BEGIN Supplied records
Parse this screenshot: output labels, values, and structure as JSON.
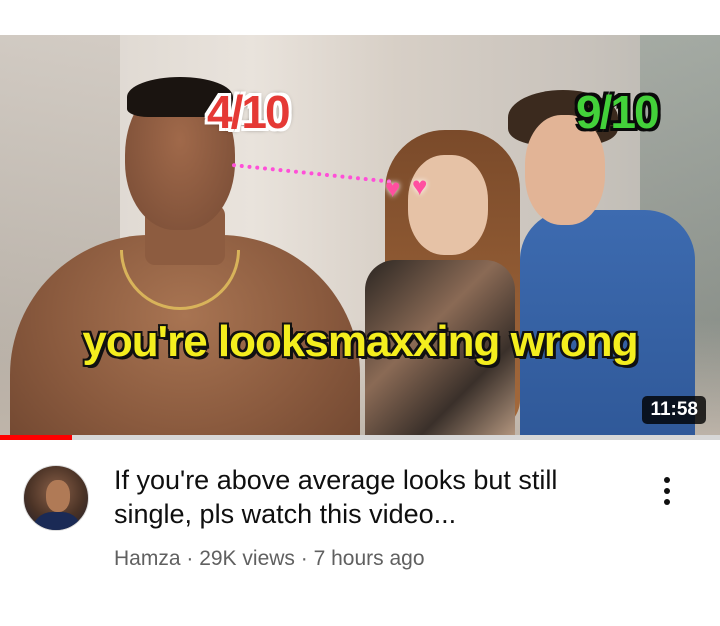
{
  "video": {
    "thumbnail": {
      "rating_left": "4/10",
      "rating_right": "9/10",
      "caption": "you're looksmaxxing wrong",
      "duration": "11:58",
      "progress_fraction": 0.1
    },
    "title": "If you're above average looks but still single, pls watch this video...",
    "channel": "Hamza",
    "views": "29K views",
    "age": "7 hours ago",
    "separator": " · "
  },
  "icons": {
    "more": "vertical-ellipsis-icon",
    "heart": "heart-icon"
  },
  "colors": {
    "progress": "#ff0000",
    "rating_left": "#e53935",
    "rating_right": "#43d13a",
    "caption": "#f4ee1e",
    "dotted_line": "#ff4fd8"
  }
}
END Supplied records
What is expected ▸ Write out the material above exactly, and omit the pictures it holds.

Task response ▸
Parse this screenshot: output labels, values, and structure as JSON.
{
  "video": {
    "thumbnail": {
      "rating_left": "4/10",
      "rating_right": "9/10",
      "caption": "you're looksmaxxing wrong",
      "duration": "11:58",
      "progress_fraction": 0.1
    },
    "title": "If you're above average looks but still single, pls watch this video...",
    "channel": "Hamza",
    "views": "29K views",
    "age": "7 hours ago",
    "separator": " · "
  },
  "icons": {
    "more": "vertical-ellipsis-icon",
    "heart": "heart-icon"
  },
  "colors": {
    "progress": "#ff0000",
    "rating_left": "#e53935",
    "rating_right": "#43d13a",
    "caption": "#f4ee1e",
    "dotted_line": "#ff4fd8"
  }
}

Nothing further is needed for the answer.